And more. We were drawn to Miyajima because of that iconic floating Torii Gate off Hiroshima Bay. At low tide, you can approach and walk around the gate. Took the 1 1/2 hour train ride from Shin-Osaka to Hiroshima and another half hour using local train to Miyajimaguchi from where a 10-minute ferry ride gets you to the island. All rides were covered by our JR Rail Pass which was truly good value for our 2-week holiday in Japan.
Riding the ferry, try staying on the right side as Itsukushima Shrine (yes, that iconic Torii Gate) will be on that side as you approach the island. Soon as you get off, you’d be met by the tame deer of the island. Much like those we met in Nara Park. Walking towards the Shrine, you’d soon realize what the island is famous for, aside from the vermillion gate. Oysters (Kakiya 👌). Conger Eels (Anago Meshi). Hiroshima Orange Ice Cream. Maple Leaf-shaped sweets called Momiji Manjyu. And many, many food stalls selling skewered stuff as you walk along the island coast.
To be honest, I was quite happy with the oysters already. Didn’t know there’s a “secret menu” where you can have a tray of oysters cooked in different ways: fresh, steamed in sake, au gratin, curried, tempura, herbed, floured, oiled, fried, etc. I even found some sold as street food like doughnuts with oyster fillings and breaded like croquetas. And those souvenir sweets of red beans wrapped in sponge cake bread shaped like maple leaves!
To walk off the tempting street food we partook — and make room for lunch –we walked up to what I consider to be Miyajima’s most interesting building. Senjokaku is also known as The One Thousand Mat Pavillion. The 16th century building stands beside a brightly colored pagoda and offers a commanding view of the bay. A warlord by the name of Hideyoshi Toyotomi commissioned its construction but didn’t live to see the building completed. The “unfinished state” lends charm to the unpainted place, with its massive beams, huge pillars and wooden floors polished by constantly being walked on. Imagine a thousand tatami mats on these wooden floors as you enjoy the breeze from the bay. We did just that. Sat quietly and rested our tired backs on one of the pillars, gazing mindlessly on the autumn greenery of Gingko trees beyond the wooden frames.
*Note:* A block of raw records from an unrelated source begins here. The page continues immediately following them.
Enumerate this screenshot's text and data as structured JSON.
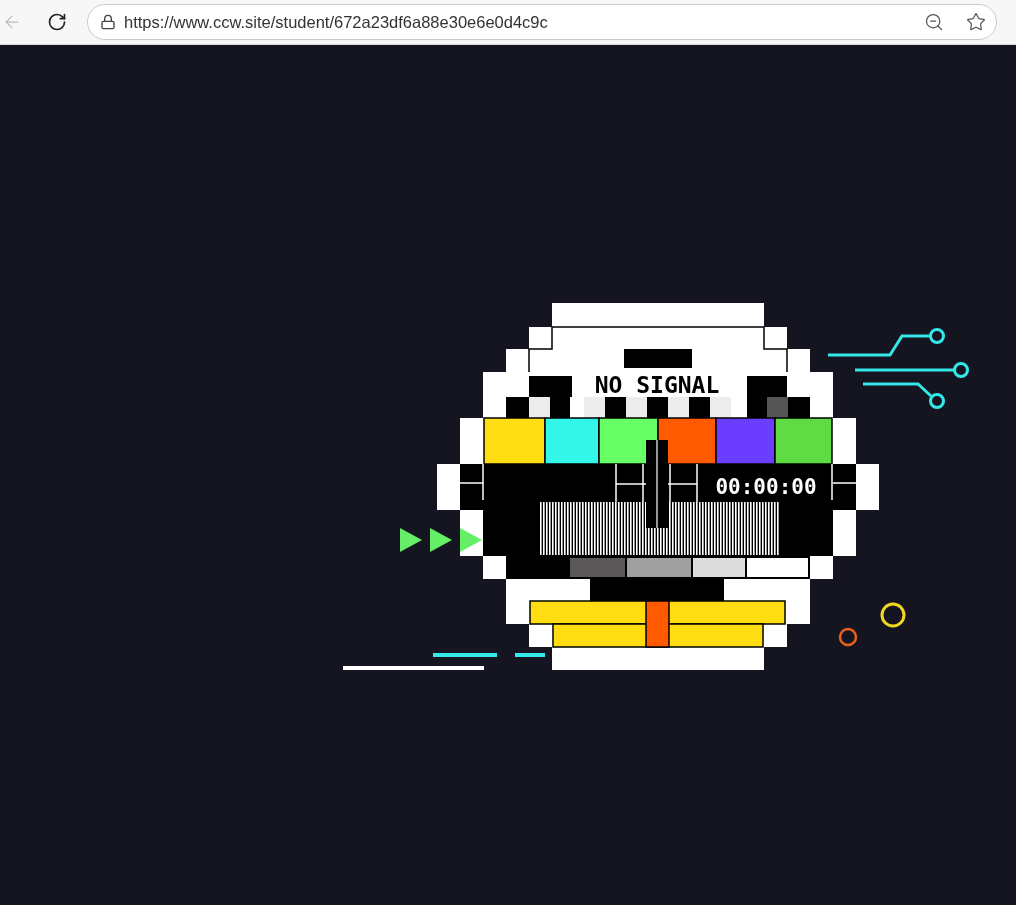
{
  "browser": {
    "url": "https://www.ccw.site/student/672a23df6a88e30e6e0d4c9c"
  },
  "screen": {
    "title": "NO SIGNAL",
    "timer": "00:00:00"
  }
}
By the time we’ve rested and felt refreshed, we were ready for lunch. It’s not easy ordering without an English menu but the numbered photos help. Besides, it’s really all about oysters and eels. I had mine steamed in sake. With more than 50 sake brewers in Hiroshima, and the island waters festooned with oyster farms, how can I go wrong? Besides, many sake barrels are stored in Miyajima’s inner shrines so they must have prayed over those! And mind you, there’s a National Research Institute of Brewing located in Hiroshima. Swell!
All’s well. But there’s still the business of walking back to the port, for our ferry ride back to Miyajimaguchi and a half-hour local train ride to Hiroshima. Enough train ride hours for a power nap to shake off that sake.